Work task
Only the pictures are to be left out; the listing itself is repeated exactly.

>>>>>

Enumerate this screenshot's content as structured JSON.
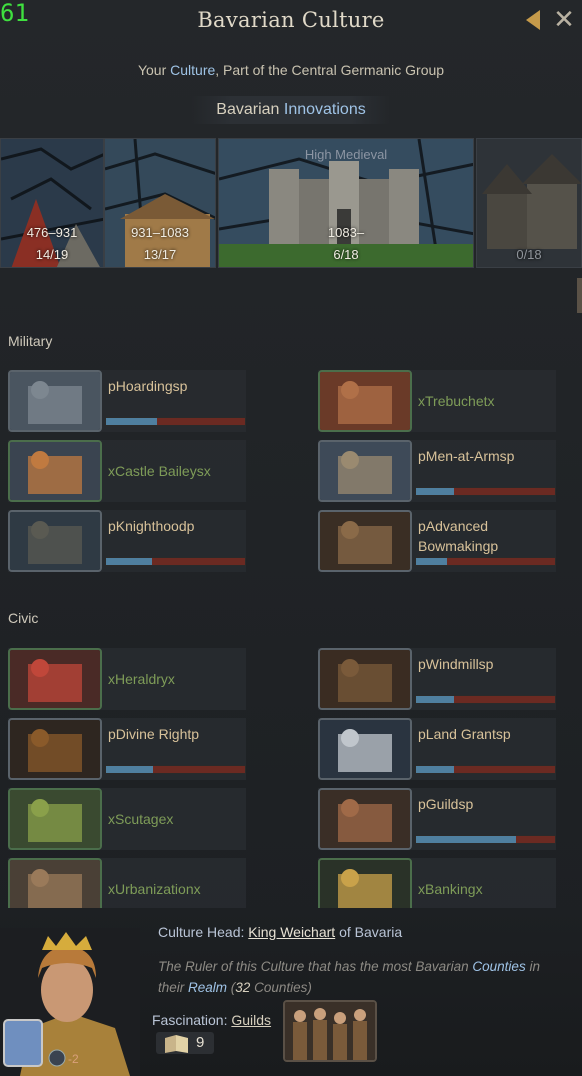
{
  "overlay": {
    "fps": "61"
  },
  "header": {
    "title": "Bavarian Culture"
  },
  "subtitle": {
    "prefix": "Your ",
    "culture_link": "Culture",
    "suffix": ", Part of the Central Germanic Group"
  },
  "innovations_title": {
    "a": "Bavarian ",
    "b": "Innovations"
  },
  "eras": [
    {
      "range": "476–931",
      "count": "14/19"
    },
    {
      "range": "931–1083",
      "count": "13/17"
    },
    {
      "label": "High Medieval",
      "range": "1083–",
      "count": "6/18"
    },
    {
      "range": "",
      "count": "0/18"
    }
  ],
  "sections": {
    "military": "Military",
    "civic": "Civic"
  },
  "military": [
    {
      "name": "pHoardingsp",
      "done": false,
      "progress": 0.37
    },
    {
      "name": "xTrebuchetx",
      "done": true
    },
    {
      "name": "xCastle Baileysx",
      "done": true
    },
    {
      "name": "pMen-at-Armsp",
      "done": false,
      "progress": 0.27
    },
    {
      "name": "pKnighthoodp",
      "done": false,
      "progress": 0.33
    },
    {
      "name": "pAdvanced Bowmakingp",
      "done": false,
      "progress": 0.22
    }
  ],
  "civic": [
    {
      "name": "xHeraldryx",
      "done": true
    },
    {
      "name": "pWindmillsp",
      "done": false,
      "progress": 0.27
    },
    {
      "name": "pDivine Rightp",
      "done": false,
      "progress": 0.34
    },
    {
      "name": "pLand Grantsp",
      "done": false,
      "progress": 0.27
    },
    {
      "name": "xScutagex",
      "done": true
    },
    {
      "name": "pGuildsp",
      "done": false,
      "progress": 0.72
    },
    {
      "name": "xUrbanizationx",
      "done": true
    },
    {
      "name": "xBankingx",
      "done": true
    }
  ],
  "footer": {
    "culture_head_label": "Culture Head: ",
    "culture_head_name": "King Weichart",
    "culture_head_of": " of ",
    "culture_head_realm": "Bavaria",
    "desc_1": "The Ruler of this Culture that has the most Bavarian ",
    "desc_counties": "Counties",
    "desc_2": " in their ",
    "desc_realm": "Realm",
    "desc_3": " (",
    "desc_num": "32",
    "desc_4": " Counties)",
    "fascination_label": "Fascination: ",
    "fascination_value": "Guilds",
    "book_count": "9",
    "modifier": "-2"
  },
  "colors": {
    "accent_gold": "#c59a4a",
    "link_blue": "#9fc3e6",
    "done_green": "#7e9c58",
    "progress_blue": "#4f7f9f",
    "remaining_red": "#6b2a22"
  }
}
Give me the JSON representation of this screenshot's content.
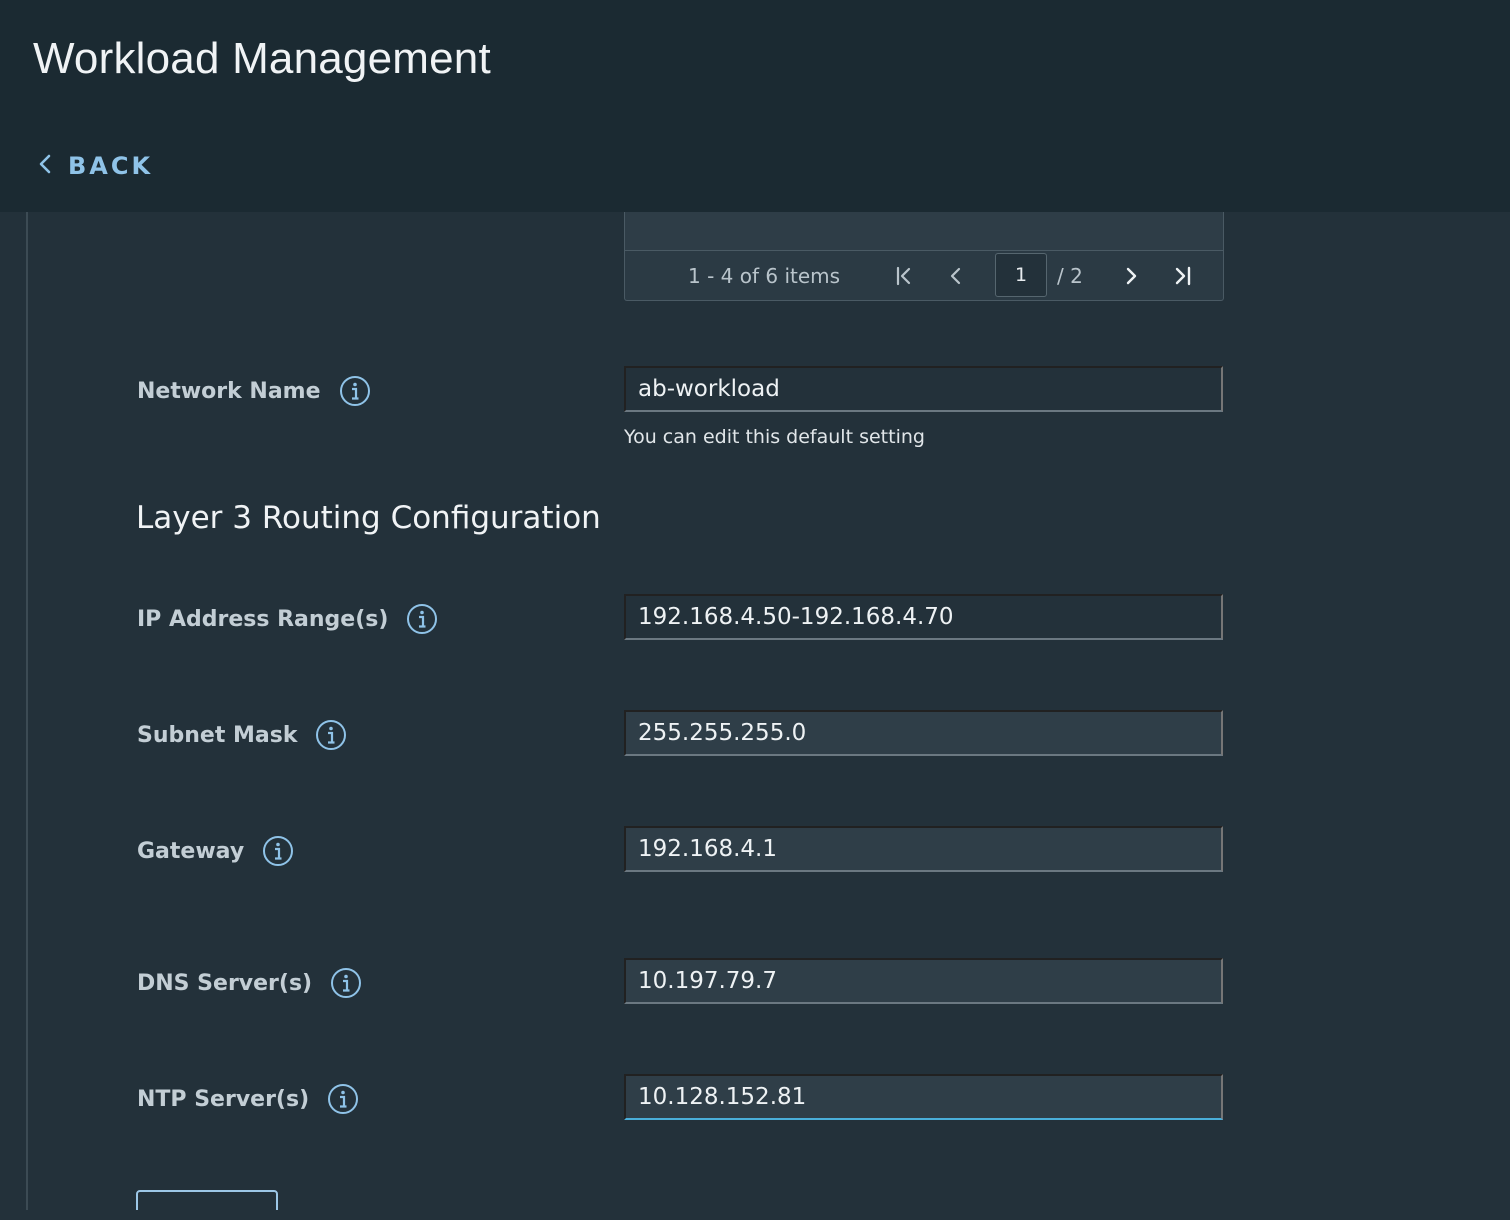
{
  "header": {
    "title": "Workload Management",
    "back_label": "BACK"
  },
  "pagination": {
    "summary": "1 - 4 of 6 items",
    "current_page": "1",
    "total_pages": "/ 2"
  },
  "form": {
    "network_name": {
      "label": "Network Name",
      "value": "ab-workload",
      "helper": "You can edit this default setting"
    },
    "section_title": "Layer 3 Routing Configuration",
    "ip_range": {
      "label": "IP Address Range(s)",
      "value": "192.168.4.50-192.168.4.70"
    },
    "subnet_mask": {
      "label": "Subnet Mask",
      "value": "255.255.255.0"
    },
    "gateway": {
      "label": "Gateway",
      "value": "192.168.4.1"
    },
    "dns_servers": {
      "label": "DNS Server(s)",
      "value": "10.197.79.7"
    },
    "ntp_servers": {
      "label": "NTP Server(s)",
      "value": "10.128.152.81"
    }
  },
  "icons": {
    "back": "chevron-left-icon",
    "info": "info-circle-icon",
    "first_page": "page-first-icon",
    "prev_page": "chevron-left-icon",
    "next_page": "chevron-right-icon",
    "last_page": "page-last-icon"
  },
  "colors": {
    "header_bg": "#1b2a32",
    "content_bg": "#23313a",
    "link": "#8fc3e8",
    "focus_underline": "#4aaed9"
  }
}
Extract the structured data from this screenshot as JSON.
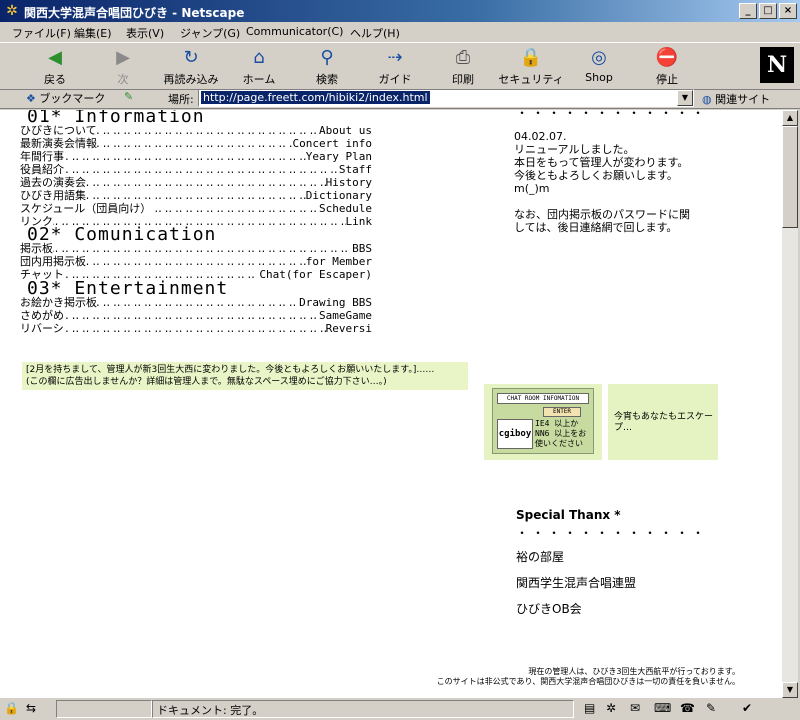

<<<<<

Result of this task
Enumerate this screenshot's content as structured JSON.
{
  "overlay": {
    "fps": "61"
  },
  "header": {
    "title": "Bavarian Culture"
  },
  "subtitle": {
    "prefix": "Your ",
    "culture_link": "Culture",
    "suffix": ", Part of the Central Germanic Group"
  },
  "innovations_title": {
    "a": "Bavarian ",
    "b": "Innovations"
  },
  "eras": [
    {
      "range": "476–931",
      "count": "14/19"
    },
    {
      "range": "931–1083",
      "count": "13/17"
    },
    {
      "label": "High Medieval",
      "range": "1083–",
      "count": "6/18"
    },
    {
      "range": "",
      "count": "0/18"
    }
  ],
  "sections": {
    "military": "Military",
    "civic": "Civic"
  },
  "military": [
    {
      "name": "pHoardingsp",
      "done": false,
      "progress": 0.37
    },
    {
      "name": "xTrebuchetx",
      "done": true
    },
    {
      "name": "xCastle Baileysx",
      "done": true
    },
    {
      "name": "pMen-at-Armsp",
      "done": false,
      "progress": 0.27
    },
    {
      "name": "pKnighthoodp",
      "done": false,
      "progress": 0.33
    },
    {
      "name": "pAdvanced Bowmakingp",
      "done": false,
      "progress": 0.22
    }
  ],
  "civic": [
    {
      "name": "xHeraldryx",
      "done": true
    },
    {
      "name": "pWindmillsp",
      "done": false,
      "progress": 0.27
    },
    {
      "name": "pDivine Rightp",
      "done": false,
      "progress": 0.34
    },
    {
      "name": "pLand Grantsp",
      "done": false,
      "progress": 0.27
    },
    {
      "name": "xScutagex",
      "done": true
    },
    {
      "name": "pGuildsp",
      "done": false,
      "progress": 0.72
    },
    {
      "name": "xUrbanizationx",
      "done": true
    },
    {
      "name": "xBankingx",
      "done": true
    }
  ],
  "footer": {
    "culture_head_label": "Culture Head: ",
    "culture_head_name": "King Weichart",
    "culture_head_of": " of ",
    "culture_head_realm": "Bavaria",
    "desc_1": "The Ruler of this Culture that has the most Bavarian ",
    "desc_counties": "Counties",
    "desc_2": " in their ",
    "desc_realm": "Realm",
    "desc_3": " (",
    "desc_num": "32",
    "desc_4": " Counties)",
    "fascination_label": "Fascination: ",
    "fascination_value": "Guilds",
    "book_count": "9",
    "modifier": "-2"
  },
  "colors": {
    "accent_gold": "#c59a4a",
    "link_blue": "#9fc3e6",
    "done_green": "#7e9c58",
    "progress_blue": "#4f7f9f",
    "remaining_red": "#6b2a22"
  }
}
Give me the JSON representation of this screenshot's content.
{
  "header": {
    "title": "Workload Management",
    "back_label": "BACK"
  },
  "pagination": {
    "summary": "1 - 4 of 6 items",
    "current_page": "1",
    "total_pages": "/ 2"
  },
  "form": {
    "network_name": {
      "label": "Network Name",
      "value": "ab-workload",
      "helper": "You can edit this default setting"
    },
    "section_title": "Layer 3 Routing Configuration",
    "ip_range": {
      "label": "IP Address Range(s)",
      "value": "192.168.4.50-192.168.4.70"
    },
    "subnet_mask": {
      "label": "Subnet Mask",
      "value": "255.255.255.0"
    },
    "gateway": {
      "label": "Gateway",
      "value": "192.168.4.1"
    },
    "dns_servers": {
      "label": "DNS Server(s)",
      "value": "10.197.79.7"
    },
    "ntp_servers": {
      "label": "NTP Server(s)",
      "value": "10.128.152.81"
    }
  },
  "icons": {
    "back": "chevron-left-icon",
    "info": "info-circle-icon",
    "first_page": "page-first-icon",
    "prev_page": "chevron-left-icon",
    "next_page": "chevron-right-icon",
    "last_page": "page-last-icon"
  },
  "colors": {
    "header_bg": "#1b2a32",
    "content_bg": "#23313a",
    "link": "#8fc3e8",
    "focus_underline": "#4aaed9"
  }
}
Extract the structured data from this screenshot as JSON.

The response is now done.